Japanese artist On Kawara (December 24, 1932 – July 10, 2014) was a Japanese conceptual artist who lived in New York City from 1965. Kawara belonged to a broadly international generation of conceptual artists that began to emerge in the mid-1960s, stripping art of personal emotion, reducing it to nearly pure information or idea and greatly playing down the art object.
- Wednesday, Dec. 12. 1979 (1979) synthetic polymer paint on canvas and artist-made cardboard box. (MOMA).
- This work belongs to On Kawara’s Today series, which consists of thousands of ‘date paintings’ made between 1966 and the artist’s death in 2014.
To create the starkly uniform series, Kawara adhered to a precise set of rules.
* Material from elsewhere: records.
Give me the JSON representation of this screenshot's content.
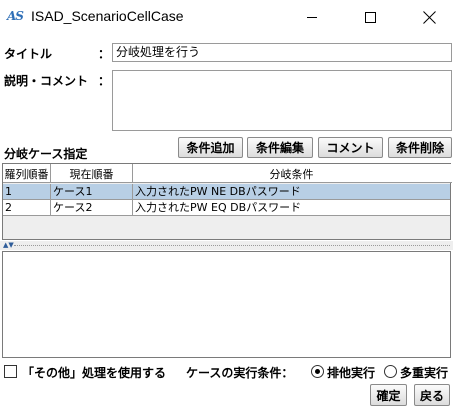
{
  "window": {
    "app_icon_text": "AS",
    "title": "ISAD_ScenarioCellCase"
  },
  "form": {
    "title_label": "タイトル",
    "colon": "：",
    "title_value": "分岐処理を行う",
    "desc_label": "説明・コメント",
    "desc_value": ""
  },
  "cases": {
    "section_label": "分岐ケース指定",
    "buttons": {
      "add": "条件追加",
      "edit": "条件編集",
      "comment": "コメント",
      "delete": "条件削除"
    },
    "columns": [
      "羅列順番",
      "現在順番",
      "分岐条件"
    ],
    "rows": [
      {
        "order": "1",
        "current": "ケース1",
        "condition": "入力されたPW NE DBパスワード",
        "selected": true
      },
      {
        "order": "2",
        "current": "ケース2",
        "condition": "入力されたPW EQ DBパスワード",
        "selected": false
      }
    ]
  },
  "options": {
    "other_label": "「その他」処理を使用する",
    "other_checked": false,
    "exec_label": "ケースの実行条件：",
    "exclusive_label": "排他実行",
    "multi_label": "多重実行",
    "selected_mode": "排他実行"
  },
  "footer": {
    "ok": "確定",
    "back": "戻る"
  },
  "colors": {
    "selected_row": "#b8cfe5",
    "window_bg": "#ffffff",
    "panel_bg": "#eeeeee"
  }
}
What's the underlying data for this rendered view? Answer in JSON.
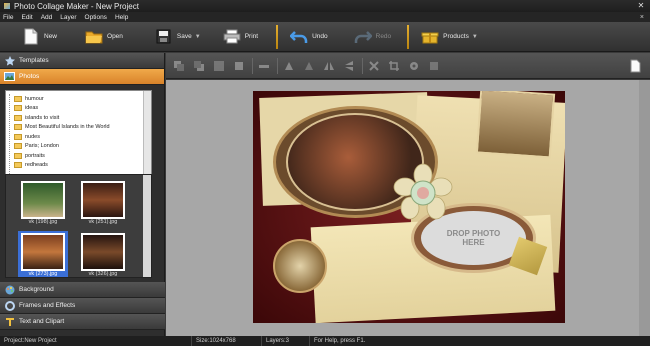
{
  "window": {
    "title": "Photo Collage Maker - New Project",
    "close_glyph": "✕"
  },
  "menu": {
    "items": [
      "File",
      "Edit",
      "Add",
      "Layer",
      "Options",
      "Help"
    ],
    "right_glyph": "×"
  },
  "toolbar": {
    "new_label": "New",
    "open_label": "Open",
    "save_label": "Save",
    "print_label": "Print",
    "undo_label": "Undo",
    "redo_label": "Redo",
    "products_label": "Products",
    "caret": "▼"
  },
  "left_panel": {
    "templates_label": "Templates",
    "photos_label": "Photos",
    "tree_items": [
      "humour",
      "ideas",
      "islands to visit",
      "Most Beautiful Islands in the World",
      "nudes",
      "Paris; London",
      "portraits",
      "redheads"
    ],
    "thumbnails": [
      {
        "caption": "vk (198).jpg",
        "selected": false
      },
      {
        "caption": "vk (251).jpg",
        "selected": false
      },
      {
        "caption": "vk (273).jpg",
        "selected": true
      },
      {
        "caption": "vk (326).jpg",
        "selected": false
      }
    ],
    "background_label": "Background",
    "frames_label": "Frames and Effects",
    "text_label": "Text and Clipart"
  },
  "canvas": {
    "drop_line1": "DROP PHOTO",
    "drop_line2": "HERE"
  },
  "status": {
    "project": "Project:New Project",
    "size": "Size:1024x768",
    "layers": "Layers:3",
    "help": "For Help, press F1."
  },
  "colors": {
    "accent_orange": "#e8932f",
    "selection_blue": "#3b6fd6",
    "toolbar_separator": "#e6b030"
  }
}
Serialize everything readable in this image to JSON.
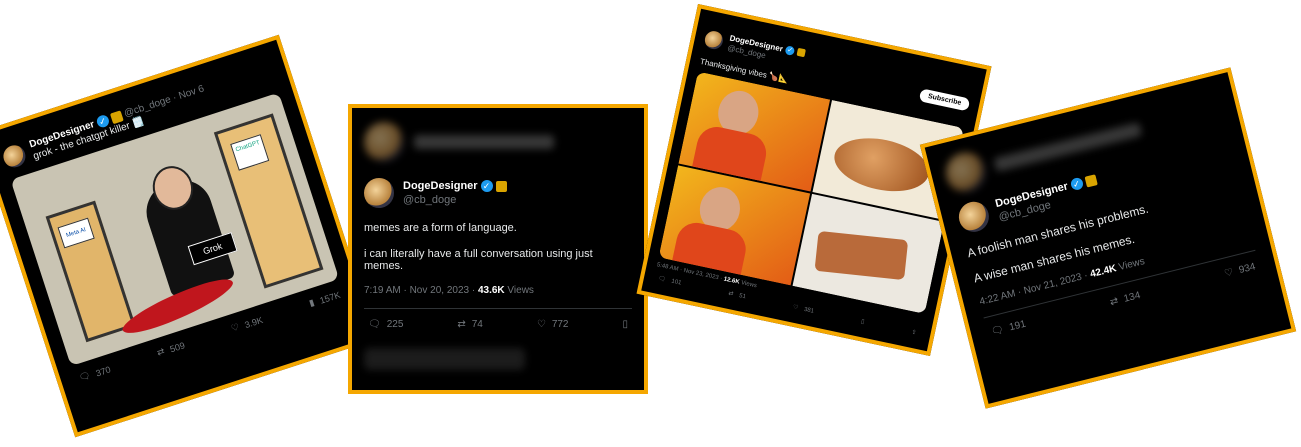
{
  "tweets": [
    {
      "name": "DogeDesigner",
      "handle": "@cb_doge",
      "date": "Nov 6",
      "text": "grok - the chatgpt killer 🗒️",
      "meme": {
        "door1": "Meta AI",
        "door2": "ChatGPT",
        "sign": "Grok"
      },
      "stats": {
        "replies": "370",
        "reposts": "509",
        "likes": "3.9K",
        "views": "157K"
      }
    },
    {
      "name": "DogeDesigner",
      "handle": "@cb_doge",
      "line1": "memes are a form of language.",
      "line2": "i can literally have a full conversation using just memes.",
      "time": "7:19 AM · Nov 20, 2023 ·",
      "views_num": "43.6K",
      "views_label": "Views",
      "stats": {
        "replies": "225",
        "reposts": "74",
        "likes": "772"
      }
    },
    {
      "name": "DogeDesigner",
      "handle": "@cb_doge",
      "text": "Thanksgiving vibes 🍗📐",
      "subscribe": "Subscribe",
      "time": "5:48 AM · Nov 23, 2023 ·",
      "views_num": "12.6K",
      "views_label": "Views",
      "stats": {
        "replies": "101",
        "reposts": "51",
        "likes": "381"
      }
    },
    {
      "name": "DogeDesigner",
      "handle": "@cb_doge",
      "line1": "A foolish man shares his problems.",
      "line2": "A wise man shares his memes.",
      "time": "4:22 AM · Nov 21, 2023 ·",
      "views_num": "42.4K",
      "views_label": "Views",
      "stats": {
        "replies": "191",
        "reposts": "134",
        "likes": "934"
      }
    }
  ],
  "colors": {
    "frame": "#f5a700",
    "background": "#000000",
    "verified": "#1d9bf0"
  },
  "icons": [
    "reply-icon",
    "repost-icon",
    "like-icon",
    "views-icon",
    "bookmark-icon",
    "share-icon"
  ]
}
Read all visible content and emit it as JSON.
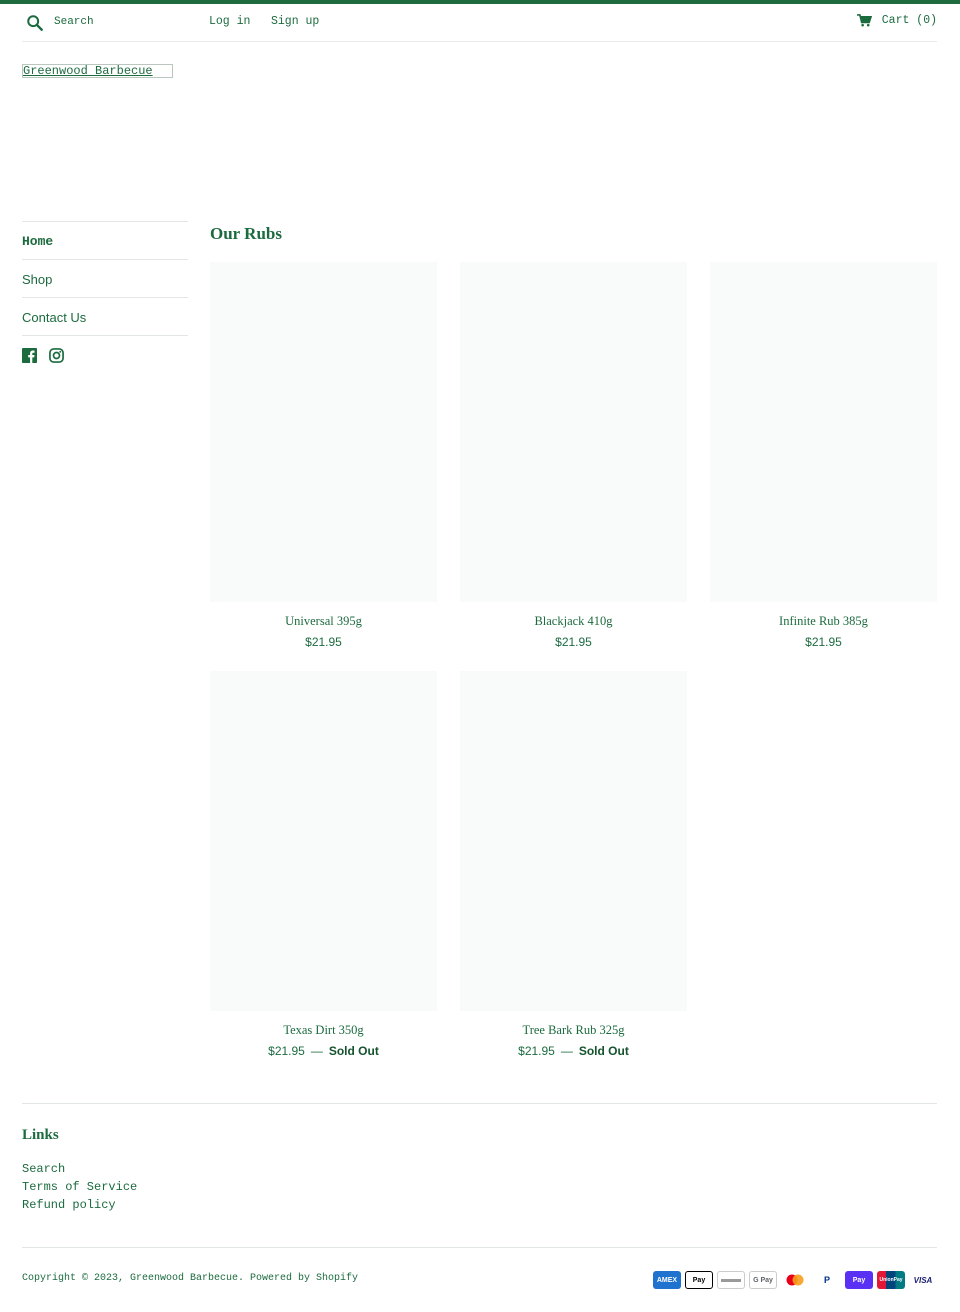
{
  "colors": {
    "accent": "#1f6a3e",
    "text": "#1c6b3f",
    "placeholder_bg": "#f9fafa"
  },
  "header": {
    "search_placeholder": "Search",
    "login_label": "Log in",
    "signup_label": "Sign up",
    "cart_label": "Cart (0)"
  },
  "logo": {
    "text": "Greenwood Barbecue"
  },
  "sidebar": {
    "items": [
      {
        "label": "Home"
      },
      {
        "label": "Shop"
      },
      {
        "label": "Contact Us"
      }
    ],
    "social": [
      "facebook-icon",
      "instagram-icon"
    ]
  },
  "collection": {
    "title": "Our Rubs",
    "products": [
      {
        "title": "Universal 395g",
        "price": "$21.95",
        "status": ""
      },
      {
        "title": "Blackjack 410g",
        "price": "$21.95",
        "status": ""
      },
      {
        "title": "Infinite Rub 385g",
        "price": "$21.95",
        "status": ""
      },
      {
        "title": "Texas Dirt 350g",
        "price": "$21.95",
        "status": "Sold Out"
      },
      {
        "title": "Tree Bark Rub 325g",
        "price": "$21.95",
        "status": "Sold Out"
      }
    ]
  },
  "footer": {
    "links_title": "Links",
    "links": [
      {
        "label": "Search"
      },
      {
        "label": "Terms of Service"
      },
      {
        "label": "Refund policy"
      }
    ],
    "copyright": "Copyright © 2023, Greenwood Barbecue. Powered by Shopify",
    "payments": [
      {
        "label": "AMEX",
        "icon": "amex-icon"
      },
      {
        "label": "Pay",
        "icon": "apple-pay-icon"
      },
      {
        "label": "",
        "icon": "diners-club-icon"
      },
      {
        "label": "G Pay",
        "icon": "google-pay-icon"
      },
      {
        "label": "",
        "icon": "mastercard-icon"
      },
      {
        "label": "P",
        "icon": "paypal-icon"
      },
      {
        "label": "Pay",
        "icon": "shop-pay-icon"
      },
      {
        "label": "UnionPay",
        "icon": "unionpay-icon"
      },
      {
        "label": "VISA",
        "icon": "visa-icon"
      }
    ]
  }
}
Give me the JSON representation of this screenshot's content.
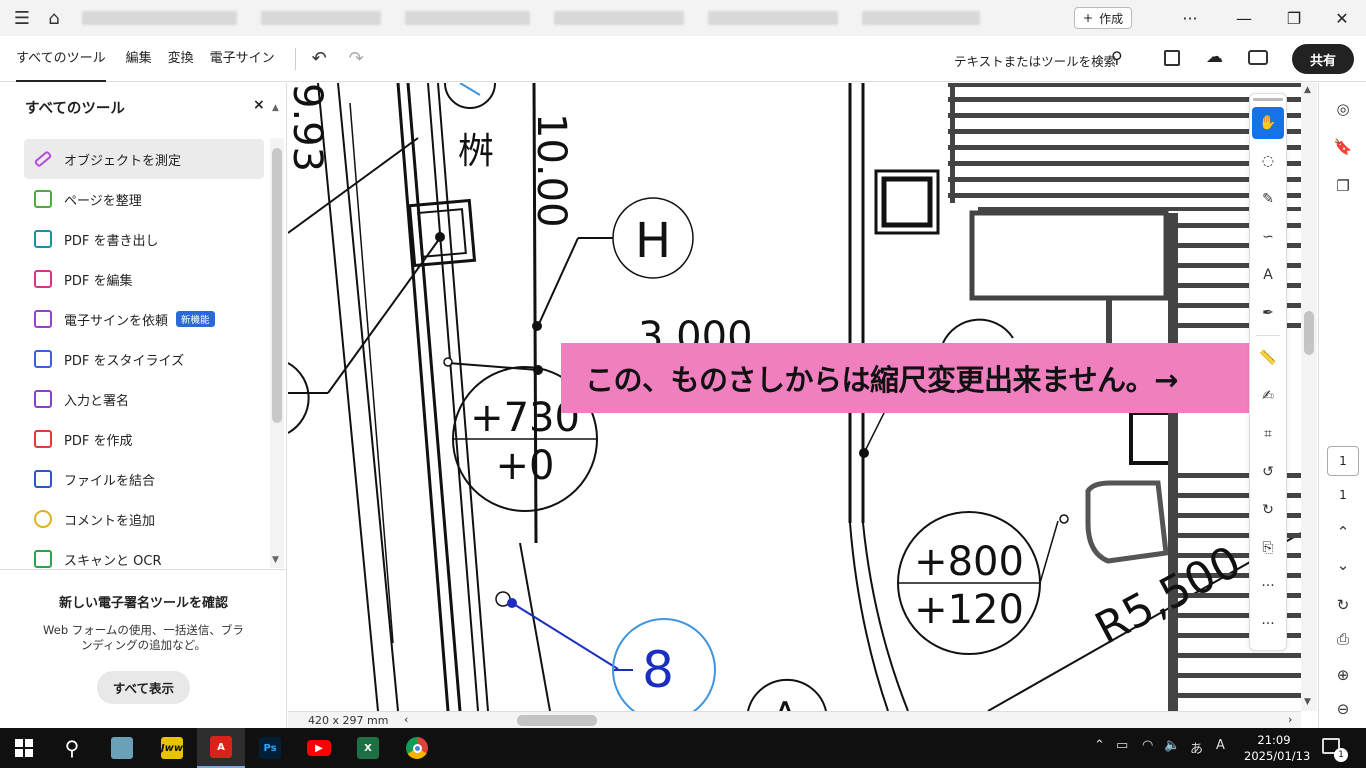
{
  "titlebar": {
    "create_label": "作成",
    "more": "···"
  },
  "menubar": {
    "items": [
      "すべてのツール",
      "編集",
      "変換",
      "電子サイン"
    ],
    "search_label": "テキストまたはツールを検索",
    "share_label": "共有"
  },
  "sidebar": {
    "title": "すべてのツール",
    "close": "×",
    "tools": [
      {
        "label": "オブジェクトを測定",
        "icon": "measure-icon",
        "color": "#b24fd9"
      },
      {
        "label": "ページを整理",
        "icon": "organize-pages-icon",
        "color": "#4caa3e"
      },
      {
        "label": "PDF を書き出し",
        "icon": "export-pdf-icon",
        "color": "#1b8fa6"
      },
      {
        "label": "PDF を編集",
        "icon": "edit-pdf-icon",
        "color": "#d6338a"
      },
      {
        "label": "電子サインを依頼",
        "icon": "request-esign-icon",
        "color": "#9b3fc7",
        "badge": "新機能"
      },
      {
        "label": "PDF をスタイライズ",
        "icon": "stylize-icon",
        "color": "#3d5fd6"
      },
      {
        "label": "入力と署名",
        "icon": "fill-sign-icon",
        "color": "#8a3fc7"
      },
      {
        "label": "PDF を作成",
        "icon": "create-pdf-icon",
        "color": "#e03b3b"
      },
      {
        "label": "ファイルを結合",
        "icon": "combine-icon",
        "color": "#2a56c6"
      },
      {
        "label": "コメントを追加",
        "icon": "comment-icon",
        "color": "#e0b020"
      },
      {
        "label": "スキャンと OCR",
        "icon": "scan-ocr-icon",
        "color": "#2ea34a"
      }
    ],
    "promo": {
      "title": "新しい電子署名ツールを確認",
      "body": "Web フォームの使用、一括送信、ブランディングの追加など。",
      "button": "すべて表示"
    }
  },
  "drawing": {
    "labels": {
      "h_marker": "H",
      "a_marker": "A",
      "dim_3000": "3,000",
      "dim_1000": "10.00",
      "dim_993": "9.93",
      "kanji": "桝",
      "elev1_top": "+730",
      "elev1_bottom": "+0",
      "elev2_top": "+800",
      "elev2_bottom": "+120",
      "radius": "R5,500",
      "marker_8": "8"
    }
  },
  "annotation": {
    "text": "この、ものさしからは縮尺変更出来ません。→",
    "bg_color": "#f07fc0"
  },
  "page_nav": {
    "current": "1",
    "total": "1"
  },
  "status": {
    "dimensions": "420 x 297 mm"
  },
  "taskbar": {
    "time": "21:09",
    "date": "2025/01/13",
    "notifications": "1"
  }
}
Each painting executed in Liquitex on canvas, depicts the date when it was painted. The text, inscribed in white paint against a dark monochromatic background conforms to one of eight standard sizes, ranging from 8×10 inches to 61×89 inches; all horizontal in orientation. Many of the canvases are accompanied by a handmade cardboard box lined with newspaper clippings from the same day and location. If a work was not completed by midnight, it was destroyed.
By diligently repeating the same process for almost five decades, Kawara succeeded in tangibly representing this abstract concept of time itself.
When Kawara died in New York on July 10, 2014 (at the age of 81) his published obituary stated that he was alive for 29,771 days rather than giving his dates of birth and death.
Life and Death | An abstract concept of time itself!
“Is It Art?”